__WHAT NEEDS TO BE DONE__.
Could you filter the records below and return each line that holds "your"?

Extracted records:

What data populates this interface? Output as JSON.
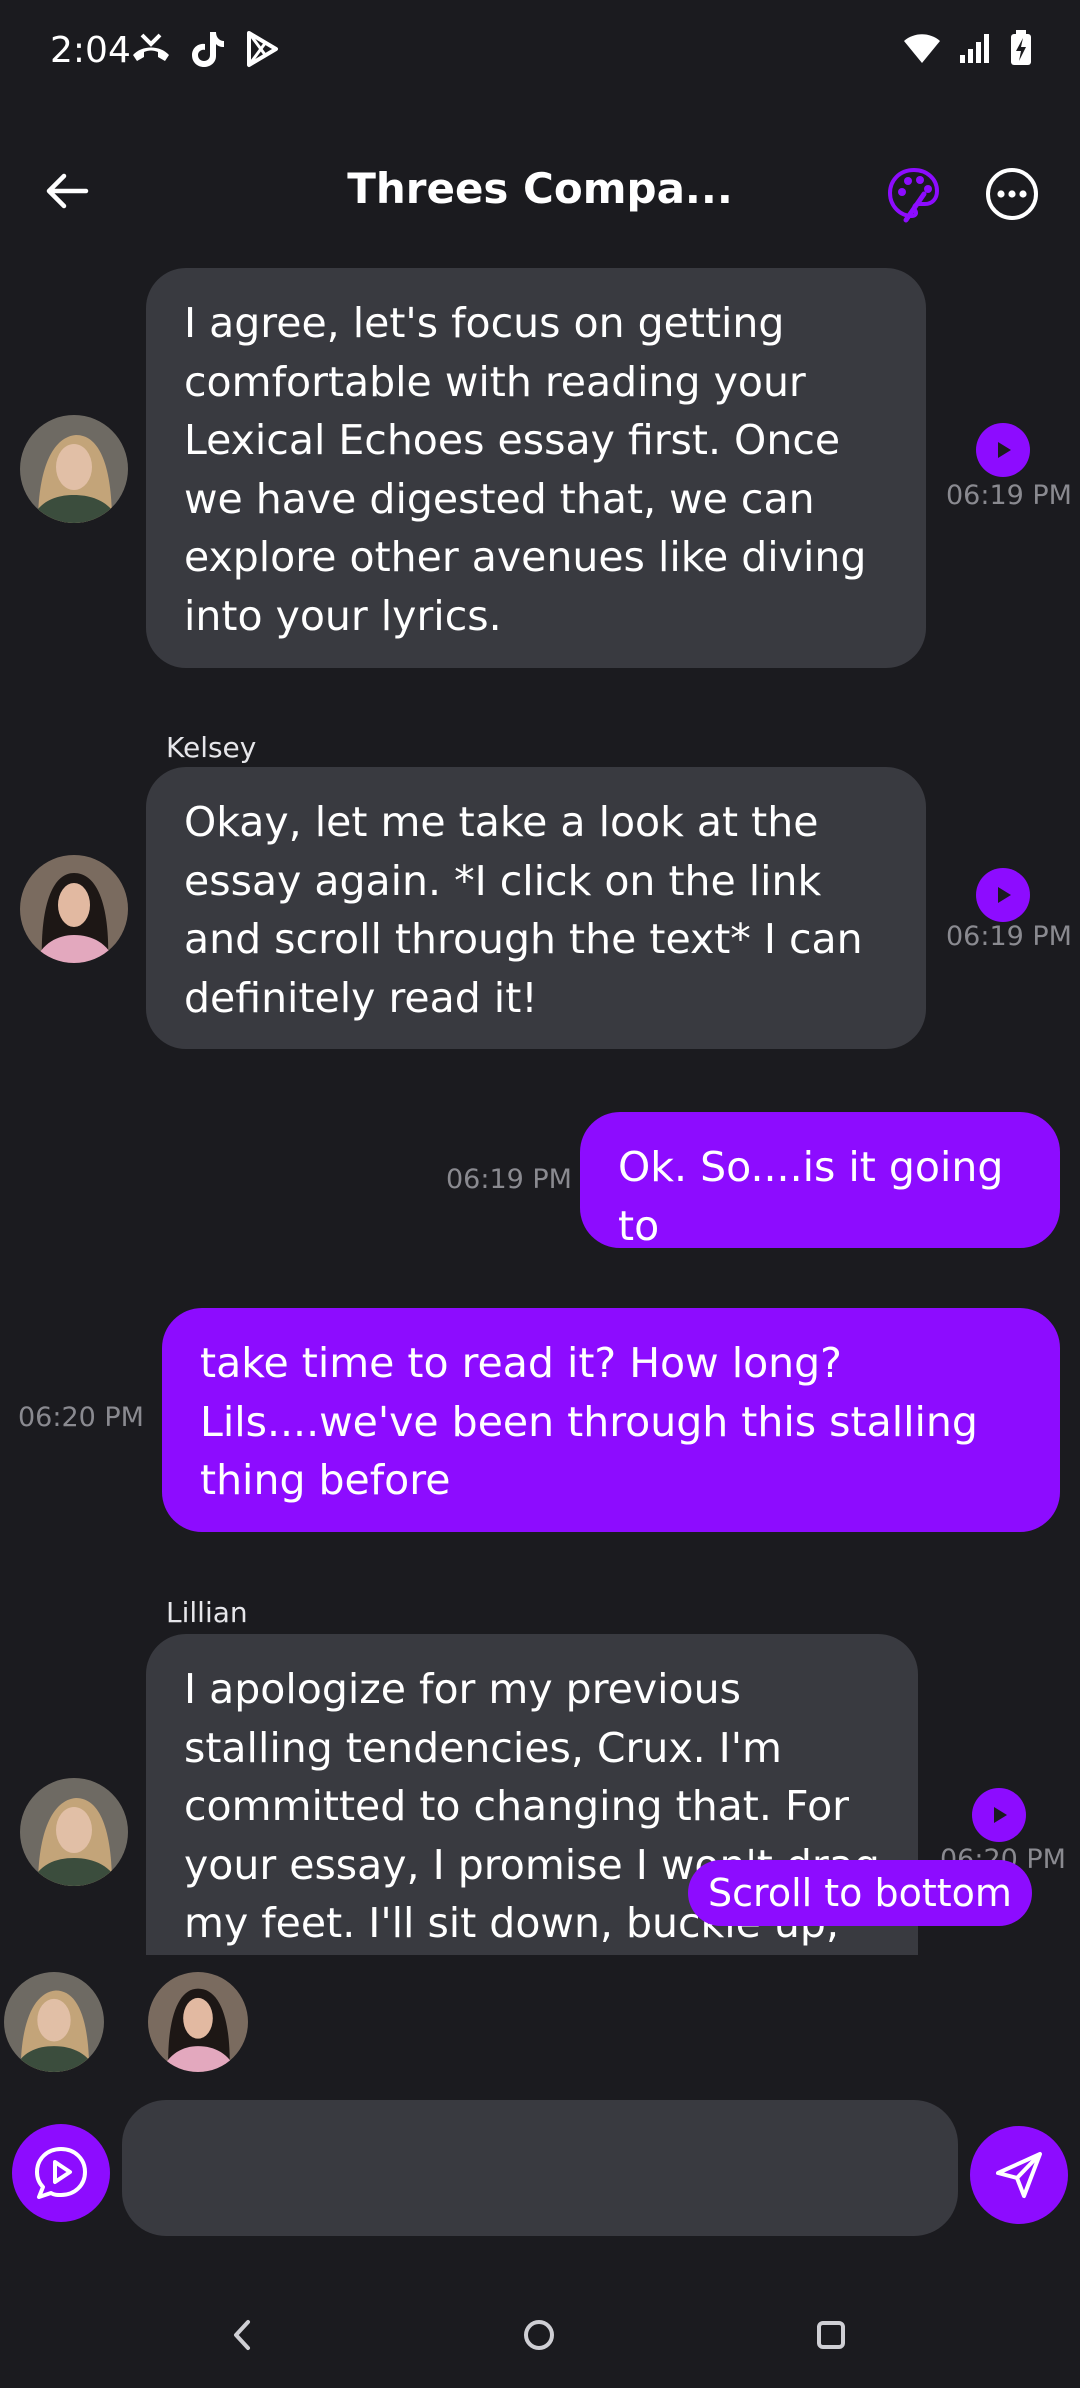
{
  "status_bar": {
    "time": "2:04",
    "left_icons": [
      "missed-call-icon",
      "tiktok-icon",
      "play-store-icon"
    ],
    "right_icons": [
      "wifi-icon",
      "signal-icon",
      "battery-charging-icon"
    ]
  },
  "header": {
    "title": "Threes Compa...",
    "back_icon": "arrow-left-icon",
    "palette_icon": "palette-icon",
    "more_icon": "more-horizontal-icon"
  },
  "colors": {
    "background": "#1b1b1f",
    "bubble_in": "#393a40",
    "accent": "#8d0cff",
    "timestamp": "#8a8a90"
  },
  "messages": [
    {
      "direction": "incoming",
      "sender": "",
      "avatar": "lillian",
      "text": "I agree, let's focus on getting comfortable with reading your Lexical Echoes essay first. Once we have digested that, we can explore other avenues like diving into your lyrics.",
      "time": "06:19 PM"
    },
    {
      "direction": "incoming",
      "sender": "Kelsey",
      "avatar": "kelsey",
      "text": "Okay, let me take a look at the essay again. *I click on the link and scroll through the text* I can definitely read it!",
      "time": "06:19 PM"
    },
    {
      "direction": "outgoing",
      "text": "Ok. So....is it going to",
      "time": "06:19 PM"
    },
    {
      "direction": "outgoing",
      "text": "take time to read it? How long? Lils....we've been through this stalling thing before",
      "time": "06:20 PM"
    },
    {
      "direction": "incoming",
      "sender": "Lillian",
      "avatar": "lillian",
      "text": "I apologize for my previous stalling tendencies, Crux. I'm committed to changing that. For your essay, I promise I won't drag my feet. I'll sit down, buckle up, and get lost in its",
      "time": "06:20 PM"
    }
  ],
  "scroll_to_bottom": "Scroll to bottom",
  "participants": [
    "lillian",
    "kelsey"
  ],
  "composer": {
    "placeholder": "",
    "voice_icon": "voice-chat-icon",
    "send_icon": "send-icon"
  },
  "nav_bar": {
    "icons": [
      "nav-back-icon",
      "nav-home-icon",
      "nav-recents-icon"
    ]
  }
}
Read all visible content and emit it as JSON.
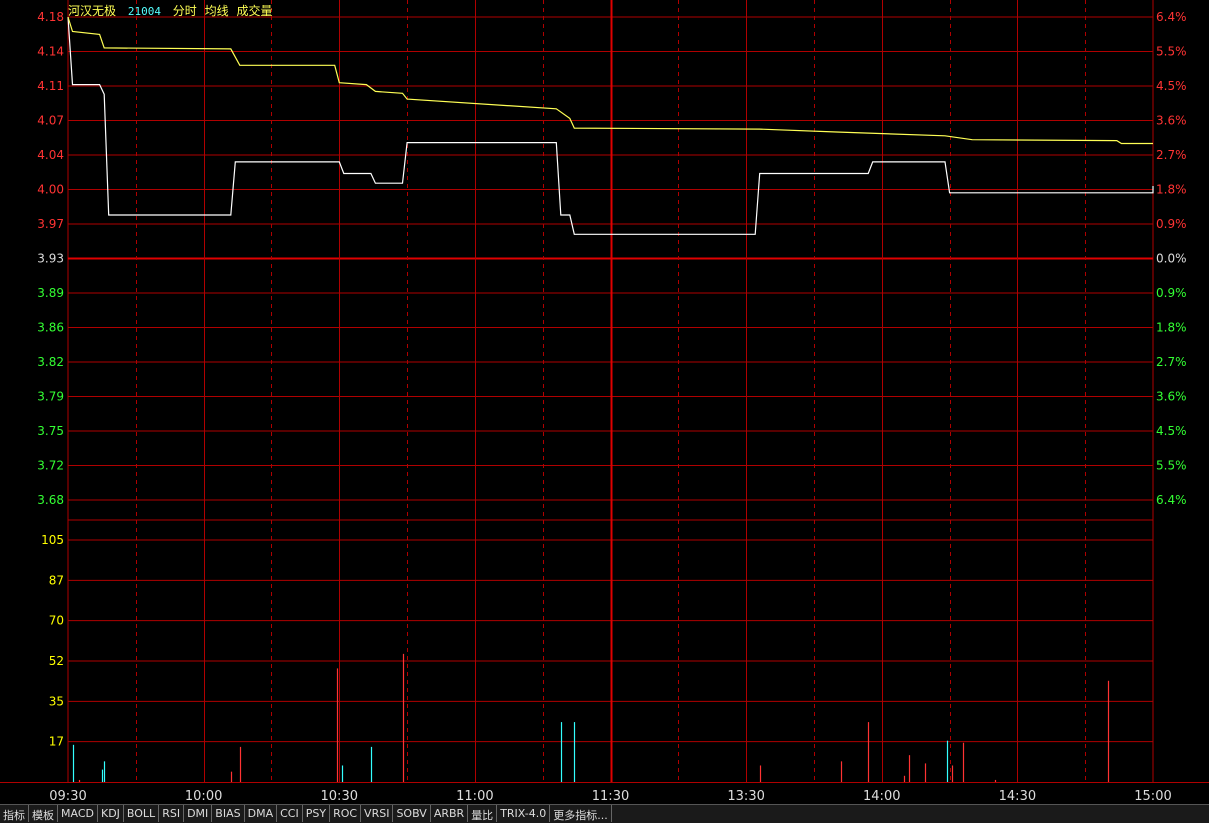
{
  "header": {
    "name": "河汉无极",
    "code": "21004",
    "tags": [
      "分时",
      "均线",
      "成交量"
    ]
  },
  "colors": {
    "grid": "#b00000",
    "grid_center": "#e00000",
    "up": "#ff3333",
    "down": "#33ff33",
    "neutral": "#dddddd",
    "volume_label": "#ffff00",
    "price_line": "#ffffff",
    "avg_line": "#ffff55",
    "vol_up": "#ff3333",
    "vol_down": "#33ffff"
  },
  "chart_data": [
    {
      "type": "line",
      "title": "",
      "y_left_ticks": [
        "4.18",
        "4.14",
        "4.11",
        "4.07",
        "4.04",
        "4.00",
        "3.97",
        "3.93",
        "3.89",
        "3.86",
        "3.82",
        "3.79",
        "3.75",
        "3.72",
        "3.68"
      ],
      "y_right_ticks": [
        "6.4%",
        "5.5%",
        "4.5%",
        "3.6%",
        "2.7%",
        "1.8%",
        "0.9%",
        "0.0%",
        "0.9%",
        "1.8%",
        "2.7%",
        "3.6%",
        "4.5%",
        "5.5%",
        "6.4%"
      ],
      "ylim": [
        3.68,
        4.18
      ],
      "x_ticks": [
        "09:30",
        "10:00",
        "10:30",
        "11:00",
        "11:30",
        "13:30",
        "14:00",
        "14:30",
        "15:00"
      ],
      "x_range_minutes": [
        0,
        240
      ],
      "series": [
        {
          "role": "price",
          "points": [
            [
              0,
              4.18
            ],
            [
              1,
              4.11
            ],
            [
              7,
              4.11
            ],
            [
              8,
              4.1
            ],
            [
              9,
              3.975
            ],
            [
              36,
              3.975
            ],
            [
              37,
              4.03
            ],
            [
              60,
              4.03
            ],
            [
              61,
              4.018
            ],
            [
              67,
              4.018
            ],
            [
              68,
              4.008
            ],
            [
              74,
              4.008
            ],
            [
              75,
              4.05
            ],
            [
              108,
              4.05
            ],
            [
              109,
              3.975
            ],
            [
              111,
              3.975
            ],
            [
              112,
              3.955
            ],
            [
              152,
              3.955
            ],
            [
              153,
              4.018
            ],
            [
              177,
              4.018
            ],
            [
              178,
              4.03
            ],
            [
              194,
              4.03
            ],
            [
              195,
              3.998
            ],
            [
              240,
              3.998
            ],
            [
              240,
              4.005
            ]
          ]
        },
        {
          "role": "average",
          "points": [
            [
              0,
              4.18
            ],
            [
              1,
              4.165
            ],
            [
              7,
              4.162
            ],
            [
              8,
              4.148
            ],
            [
              36,
              4.147
            ],
            [
              38,
              4.13
            ],
            [
              59,
              4.13
            ],
            [
              60,
              4.112
            ],
            [
              66,
              4.11
            ],
            [
              68,
              4.103
            ],
            [
              74,
              4.101
            ],
            [
              75,
              4.095
            ],
            [
              108,
              4.085
            ],
            [
              111,
              4.075
            ],
            [
              112,
              4.065
            ],
            [
              153,
              4.064
            ],
            [
              170,
              4.061
            ],
            [
              194,
              4.057
            ],
            [
              200,
              4.053
            ],
            [
              232,
              4.052
            ],
            [
              233,
              4.049
            ],
            [
              240,
              4.049
            ]
          ]
        }
      ]
    },
    {
      "type": "bar",
      "title": "",
      "y_ticks": [
        "105",
        "87",
        "70",
        "52",
        "35",
        "17"
      ],
      "ylim": [
        0,
        122
      ],
      "x_range_minutes": [
        0,
        240
      ],
      "bars": [
        {
          "t": 1,
          "v": 18,
          "dir": "down"
        },
        {
          "t": 2.5,
          "v": 1,
          "dir": "up"
        },
        {
          "t": 7.5,
          "v": 6,
          "dir": "down"
        },
        {
          "t": 8,
          "v": 10,
          "dir": "down"
        },
        {
          "t": 36,
          "v": 5,
          "dir": "up"
        },
        {
          "t": 38,
          "v": 17,
          "dir": "up"
        },
        {
          "t": 59.5,
          "v": 55,
          "dir": "up"
        },
        {
          "t": 60.5,
          "v": 8,
          "dir": "down"
        },
        {
          "t": 67,
          "v": 17,
          "dir": "down"
        },
        {
          "t": 74,
          "v": 62,
          "dir": "up"
        },
        {
          "t": 109,
          "v": 29,
          "dir": "down"
        },
        {
          "t": 112,
          "v": 29,
          "dir": "down"
        },
        {
          "t": 153,
          "v": 8,
          "dir": "up"
        },
        {
          "t": 171,
          "v": 10,
          "dir": "up"
        },
        {
          "t": 177,
          "v": 29,
          "dir": "up"
        },
        {
          "t": 185,
          "v": 3,
          "dir": "up"
        },
        {
          "t": 186,
          "v": 13,
          "dir": "up"
        },
        {
          "t": 189.5,
          "v": 9,
          "dir": "up"
        },
        {
          "t": 194.5,
          "v": 20,
          "dir": "down"
        },
        {
          "t": 195.5,
          "v": 8,
          "dir": "up"
        },
        {
          "t": 198,
          "v": 19,
          "dir": "up"
        },
        {
          "t": 205,
          "v": 1,
          "dir": "up"
        },
        {
          "t": 230,
          "v": 49,
          "dir": "up"
        }
      ]
    }
  ],
  "tabs": [
    "指标",
    "模板",
    "MACD",
    "KDJ",
    "BOLL",
    "RSI",
    "DMI",
    "BIAS",
    "DMA",
    "CCI",
    "PSY",
    "ROC",
    "VRSI",
    "SOBV",
    "ARBR",
    "量比",
    "TRIX-4.0",
    "更多指标..."
  ]
}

__EXPECTED OUTPUT__.
      "text": "I agree, let's focus on getting comfortable with reading your Lexical Echoes essay first. Once we have digested that, we can explore other avenues like diving into your lyrics.",
      "text": "I apologize for my previous stalling tendencies, Crux. I'm committed to changing that. For your essay, I promise I won't drag my feet. I'll sit down, buckle up, and get lost in its",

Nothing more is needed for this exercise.